The District Court, after considering the issue, concluded that further medical testimony was not necessary to aid petitioner's position. We agree with the district court that counsel's decision not to proffer additional medical testimony did not render his assistance ineffective as the decision was reasonable and did not prejudice Kelly. See Strickland, id.

Petitioner complains that counsel was ineffective by not recalling witness Kennison to rebut the testimony of witness Kruger, who testified that petitioner confessed to having committed the crime.

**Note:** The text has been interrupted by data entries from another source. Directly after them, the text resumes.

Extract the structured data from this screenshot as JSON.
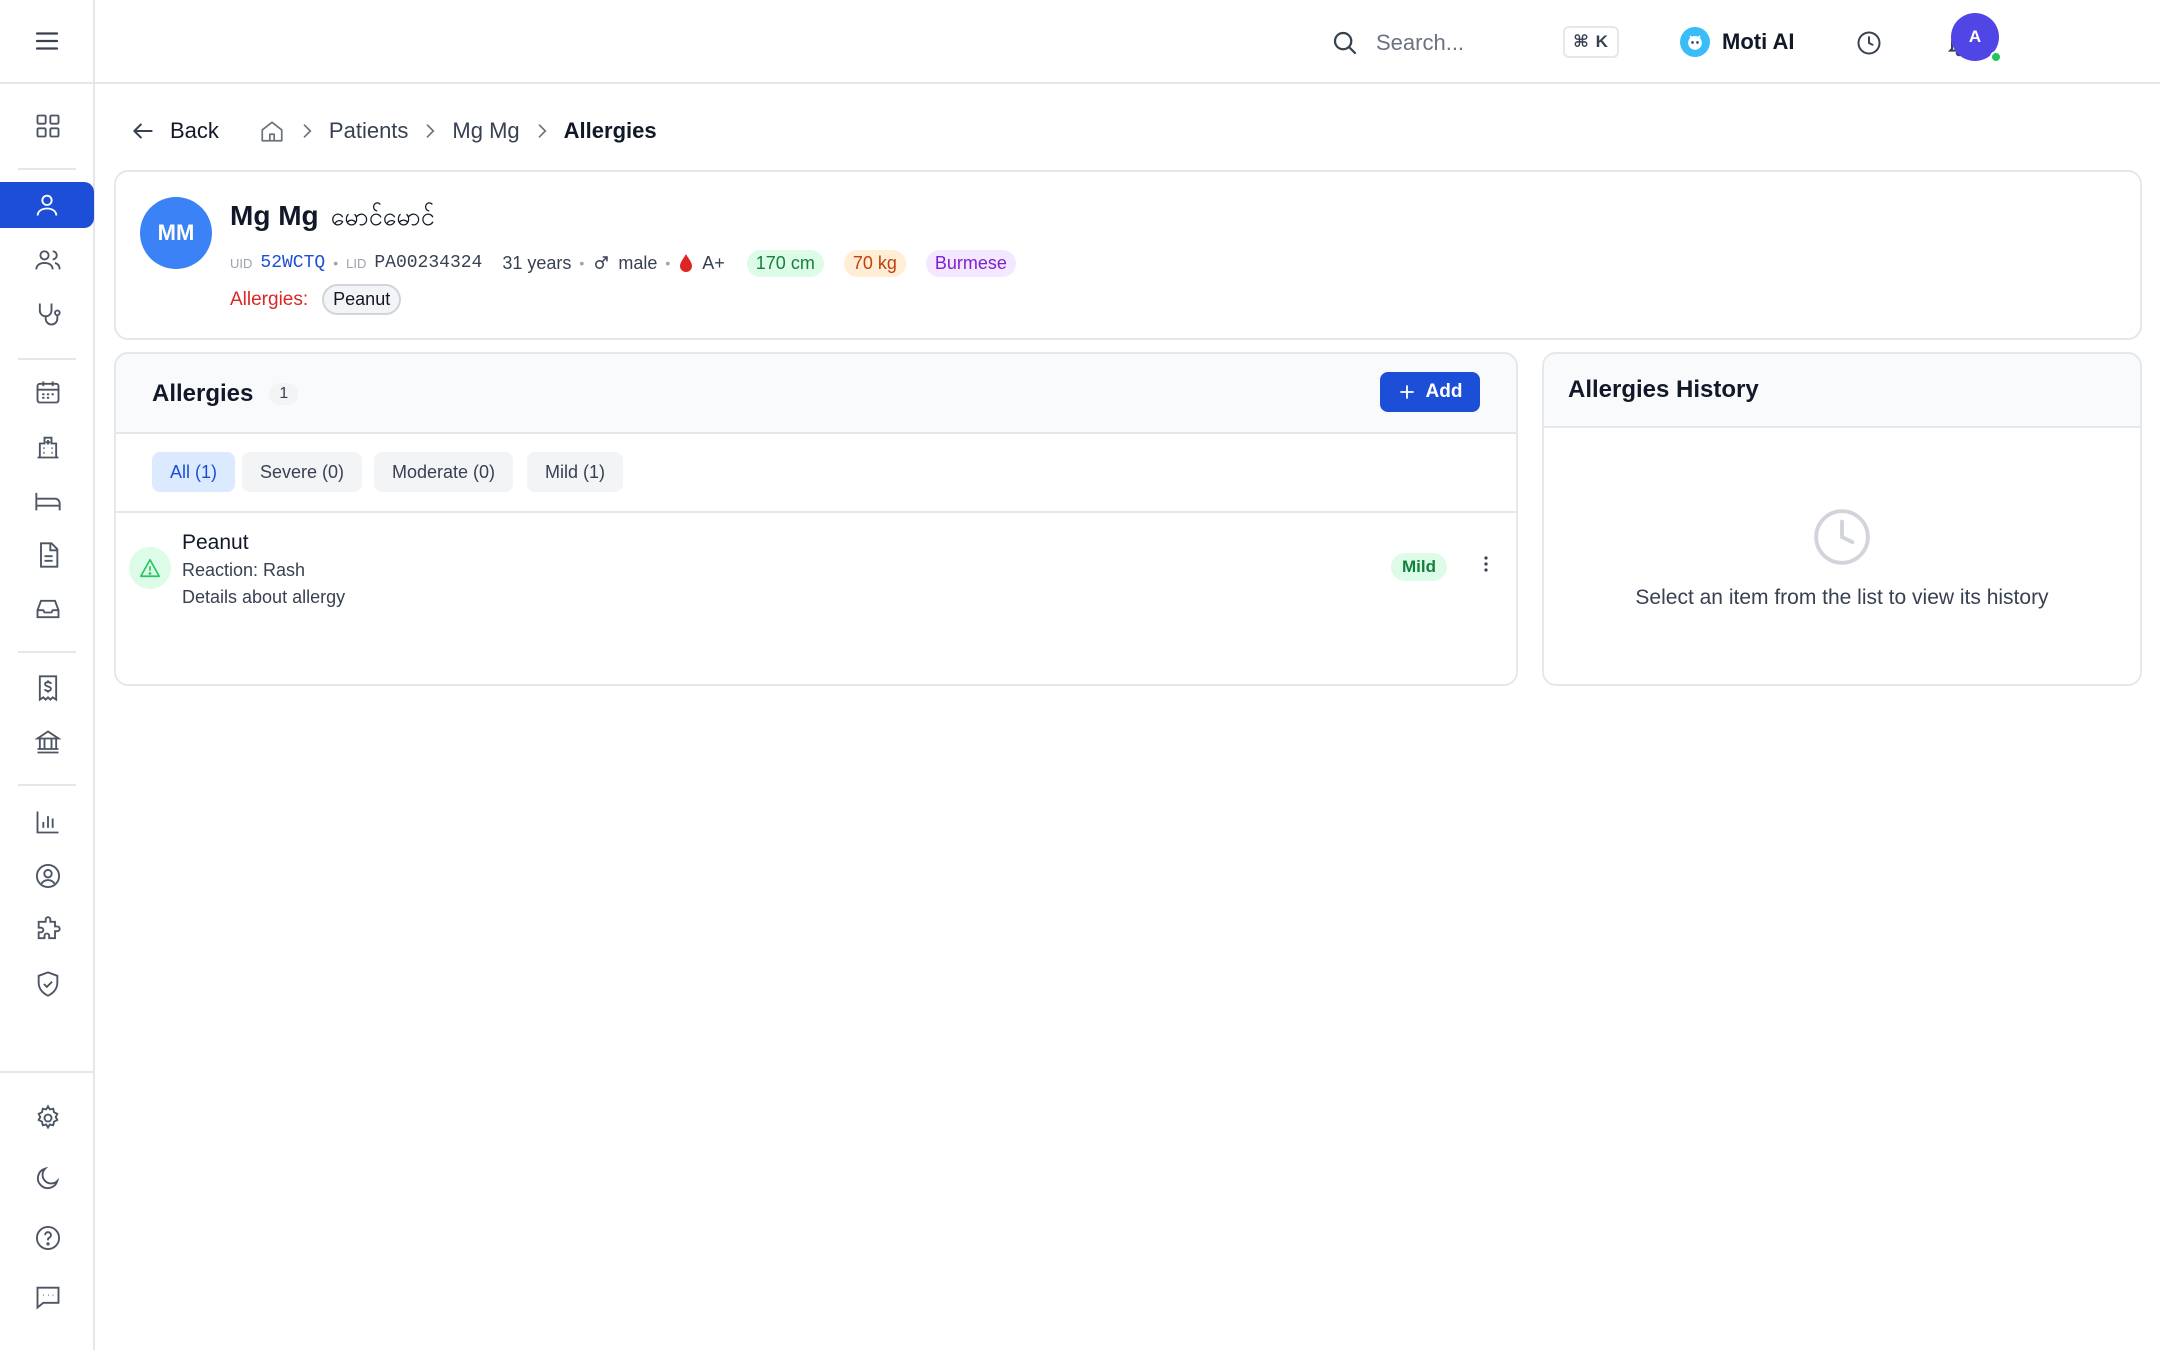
{
  "header": {
    "search_placeholder": "Search...",
    "shortcut": "⌘ K",
    "ai_label": "Moti AI",
    "user_initial": "A"
  },
  "breadcrumb": {
    "back": "Back",
    "items": [
      "Patients",
      "Mg Mg",
      "Allergies"
    ]
  },
  "patient": {
    "initials": "MM",
    "name": "Mg Mg",
    "name_local": "မောင်မောင်",
    "uid_label": "UID",
    "uid": "52WCTQ",
    "lid_label": "LID",
    "lid": "PA00234324",
    "age": "31 years",
    "gender": "male",
    "blood": "A+",
    "height": "170 cm",
    "weight": "70 kg",
    "ethnicity": "Burmese",
    "allergies_label": "Allergies:",
    "allergies": [
      "Peanut"
    ]
  },
  "allergies_panel": {
    "title": "Allergies",
    "count": "1",
    "add_label": "Add",
    "filters": [
      "All (1)",
      "Severe (0)",
      "Moderate (0)",
      "Mild (1)"
    ],
    "items": [
      {
        "name": "Peanut",
        "reaction": "Reaction: Rash",
        "details": "Details about allergy",
        "severity": "Mild"
      }
    ]
  },
  "history_panel": {
    "title": "Allergies History",
    "empty_text": "Select an item from the list to view its history"
  },
  "colors": {
    "primary": "#1d4ed8",
    "avatar_patient": "#3b82f6",
    "avatar_user": "#4f46e5",
    "allergy_label": "#dc2626",
    "mild": "#15803d"
  }
}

Petitioner claims that Kennison would have impeached Kruger by testifying that Kruger admitted lying to the district attorney about petitioner's confession, that Kruger implicated petitioner in order to take over petitioner's landscaping business, and that Kruger admitted his motive for lying to witness Kennison.

The District Court found that defense counsel had thoroughly cross-examined Kruger and that Kennison's testimony had already contradicted Kruger's testimony. From this, the District Court concluded that Kennison's testimony upon recall would have been unnecessarily cumulative or redundant. Under such circumstances, counsel's decision not to recall witness Kennison was professionally reasonable and did not deprive Kelly of effective assistance of counsel.

D. Failure to Investigate/Present Witness Testimony

Officer Robert Tomlin, of the Seal Beach Police Department, testified that he had identified himself as a police officer upon confronting Kelly, but that petitioner gave him a false name. On cross-examination, petitioner admitted that he gave the police officer a false name.

Petitioner claims that defense counsel was ineffective by not interviewing and calling Frank D'Ecclis, who was present at the scene of petitioner's arrest and purportedly would have testified that Officer Tomlin did not identify himself, and for failing to elicit an explanation from petitioner during redirect examination as to why he initially gave the arresting officer a false name.

The District Court examined the issue and made the specific factual finding that even if D'Ecclis had testified and supported petitioner, there were two other officers who were present at the scene of arrest who could have contradicted the testimony. Under such circumstances, defense counsel's decision not to interview and call D'Ecclis was professionally reasonable and did not render his assistance ineffective.

Kelly makes two final arguments--(1) that the cumulative effect of counsel's errors resulted in a breakdown of the adversarial process and that the (2) District Court failed to meaningfully review his petition. Both arguments are utterly groundless. Additionally, the court notes that Kelly has not met his burden of showing prejudice by his counsel's action in state trial Court. Strickland at 2069. Specifically, this Court does not believe that the decision reached by the jury could likely have been different absent any alleged errors on counsel's part given, among other things, the pictures taken by Kelly of the victim that were introduced at trial.

Accordingly, the judgment of the District Court is AFFIRMED.

 *

The panel has concluded that the issues presented by this appeal do not meet the standards set by Circuit Rule 36-2 for disposition by written opinion. Accordingly, it is ordered that disposition be by memorandum, forgoing publication, and that this memorandum may not be cited to or by the courts of this circuit save as provided in Circuit Rule 36-3

 **

Hon. John P. Vukasin, Jr., United States District Judge for the Northern District of California, sitting by designation